Dear Rona: Why not? Are you afraid he’ll be the one who won’t come home? Just say sweetly “Honey, they’re B-A-A-C-K!!” A family conference is in order. There are many facets to this problem but planning, assigning and accepting responsibility for household chores, consideration for each one’s privacy and setting limits are the main issues. Your son must decide if he wants to stay out of school for the year or the semester or? He must try to get a job, pay some rent and decide on a definite time that he will either go back or move out. Your daughter also must plan on moving when she finds a job. Limits must be set beforehand. These are not children moving in but adults and they must be treated as adults. As for your husband – you’d better set limits on how long he can stay away!!
Dear Answer Mom: My son and daughter-in-law got married with the understanding that they wouldn’t have children. They both have good growing careers. Now they’re both cautiously changing their minds. My daughter-in-law says she can’t speak to her mother about it because her mother is so rah rah to have a grandchild that she can’t be honest so she’s turned to me for my advice. She’s conflicted about a baby interfering with her career and she asks my opinion even though I would also love to have a grandchild. She actually says please be honest and tell me what you think the risk is in being able to live your own life at the same time. Before I answer her I would like your opinion -Blanche-

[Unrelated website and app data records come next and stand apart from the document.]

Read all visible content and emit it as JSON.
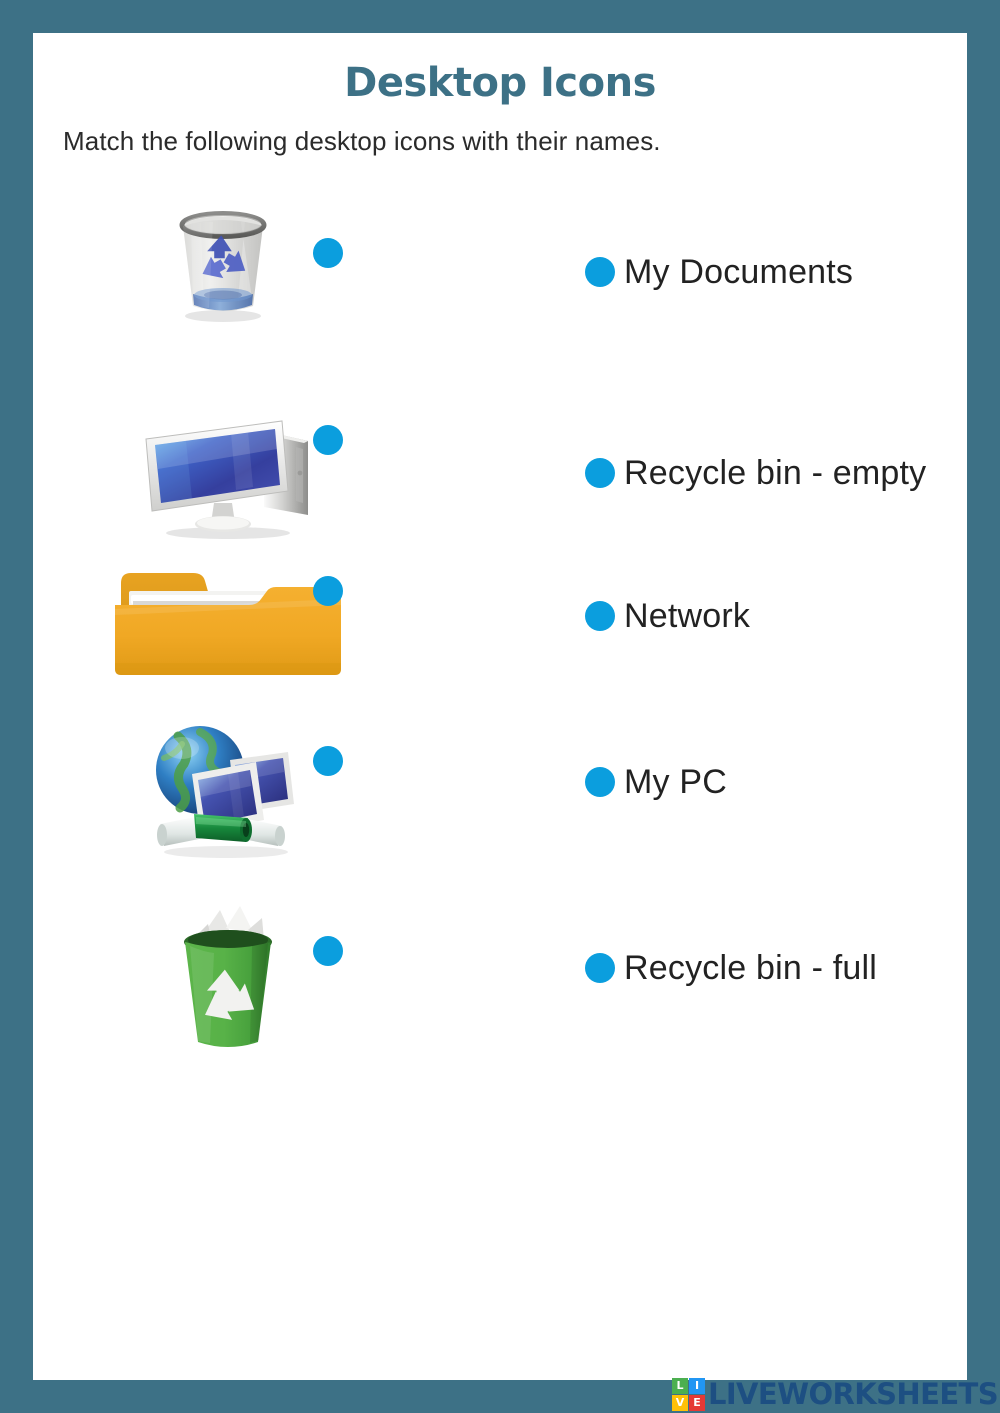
{
  "page": {
    "title": "Desktop Icons",
    "instruction": "Match the following desktop icons with their names.",
    "frame_color": "#3d7186",
    "title_color": "#3d7186",
    "dot_color": "#0b9ede"
  },
  "left_column": [
    {
      "icon": "recycle-bin-empty-icon",
      "label": "recycle bin empty (translucent)"
    },
    {
      "icon": "computer-monitor-icon",
      "label": "computer with monitor and tower"
    },
    {
      "icon": "folder-icon",
      "label": "yellow folder with documents"
    },
    {
      "icon": "network-globe-icon",
      "label": "globe with two monitors and cable"
    },
    {
      "icon": "recycle-bin-full-icon",
      "label": "green recycle bin full of paper"
    }
  ],
  "right_column": [
    {
      "label": "My Documents"
    },
    {
      "label": "Recycle bin - empty"
    },
    {
      "label": "Network"
    },
    {
      "label": "My PC"
    },
    {
      "label": "Recycle bin - full"
    }
  ],
  "footer": {
    "brand": "LIVEWORKSHEETS",
    "tiles": [
      {
        "letter": "L",
        "color": "#4caf50"
      },
      {
        "letter": "I",
        "color": "#2196f3"
      },
      {
        "letter": "V",
        "color": "#ffc107"
      },
      {
        "letter": "E",
        "color": "#e53935"
      }
    ]
  }
}
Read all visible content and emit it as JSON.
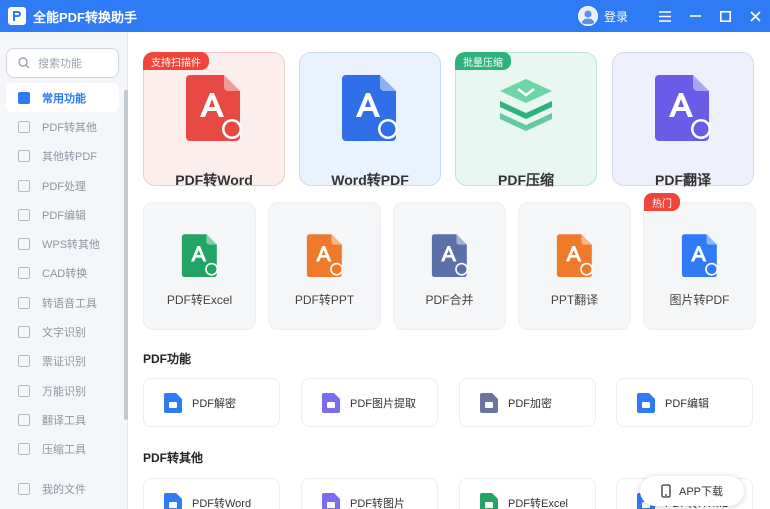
{
  "app": {
    "title": "全能PDF转换助手",
    "login_label": "登录"
  },
  "search": {
    "placeholder": "搜索功能"
  },
  "sidebar": {
    "items": [
      {
        "label": "常用功能",
        "active": true
      },
      {
        "label": "PDF转其他"
      },
      {
        "label": "其他转PDF"
      },
      {
        "label": "PDF处理"
      },
      {
        "label": "PDF编辑"
      },
      {
        "label": "WPS转其他"
      },
      {
        "label": "CAD转换"
      },
      {
        "label": "转语音工具"
      },
      {
        "label": "文字识别"
      },
      {
        "label": "票证识别"
      },
      {
        "label": "万能识别"
      },
      {
        "label": "翻译工具"
      },
      {
        "label": "压缩工具"
      }
    ],
    "my_files": "我的文件"
  },
  "featured": [
    {
      "label": "PDF转Word",
      "badge": "支持扫描件",
      "icon": "pdf-to-word-icon",
      "bg": "#fdeeee",
      "border": "#f6c9c9",
      "badge_color": "#f0453a",
      "color": "#e84a43"
    },
    {
      "label": "Word转PDF",
      "badge": "",
      "icon": "word-to-pdf-icon",
      "bg": "#eaf2fd",
      "border": "#c9dcf6",
      "color": "#2f6fe8"
    },
    {
      "label": "PDF压缩",
      "badge": "批量压缩",
      "icon": "pdf-compress-icon",
      "bg": "#e8f7f1",
      "border": "#bde8d6",
      "badge_color": "#2fb37e",
      "color": "#2fb37e"
    },
    {
      "label": "PDF翻译",
      "badge": "",
      "icon": "pdf-translate-icon",
      "bg": "#eef0fb",
      "border": "#d4d9f2",
      "color": "#6a5ce6"
    }
  ],
  "tools": [
    {
      "label": "PDF转Excel",
      "icon": "pdf-to-excel-icon",
      "color": "#21a466"
    },
    {
      "label": "PDF转PPT",
      "icon": "pdf-to-ppt-icon",
      "color": "#f07a2a"
    },
    {
      "label": "PDF合并",
      "icon": "pdf-merge-icon",
      "color": "#5b6fa8"
    },
    {
      "label": "PPT翻译",
      "icon": "ppt-translate-icon",
      "color": "#f07a2a"
    },
    {
      "label": "图片转PDF",
      "icon": "image-to-pdf-icon",
      "color": "#2f7bf5",
      "badge": "热门"
    }
  ],
  "pdf_functions": {
    "title": "PDF功能",
    "items": [
      {
        "label": "PDF解密",
        "icon": "unlock-icon",
        "color": "#2f7bf5"
      },
      {
        "label": "PDF图片提取",
        "icon": "image-extract-icon",
        "color": "#7b6df2"
      },
      {
        "label": "PDF加密",
        "icon": "lock-icon",
        "color": "#6c74a0"
      },
      {
        "label": "PDF编辑",
        "icon": "edit-icon",
        "color": "#2f7bf5"
      }
    ]
  },
  "pdf_convert_other": {
    "title": "PDF转其他",
    "items": [
      {
        "label": "PDF转Word",
        "icon": "pdf-to-word-icon",
        "color": "#2f7bf5"
      },
      {
        "label": "PDF转图片",
        "icon": "pdf-to-image-icon",
        "color": "#7b6df2"
      },
      {
        "label": "PDF转Excel",
        "icon": "pdf-to-excel-icon",
        "color": "#21a466"
      },
      {
        "label": "PDF转HTML",
        "icon": "pdf-to-html-icon",
        "color": "#2f7bf5"
      }
    ]
  },
  "app_download": {
    "label": "APP下载"
  }
}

Dear Blanche: Newborn babies should come with warning labels “Raise At Your Own Risk”. Tell her “the risk is that once you accept the role of mother you will become deeply emotionally connected to that child forever. When that child hurts you will hurt and when that child is happy you will be happy. That doesn’t mean that you don’t live your own life. This happens while you’re living your own life. However, many women are managing babies and careers but not easily. The baby will probably push out the career in terms of what takes emotional precedence. You have to decide that it’s not a contest and that the rewards (and there are many) are worth the risk. That’s something only you can decide for yourself”. And Blanche if you can tell her this without adding how much you would love to be a Grandma you will have given her an honest answer.
Problems? Ask THE ANSWER MOM. Email Helen Oxenberg at Helen@mothering21.com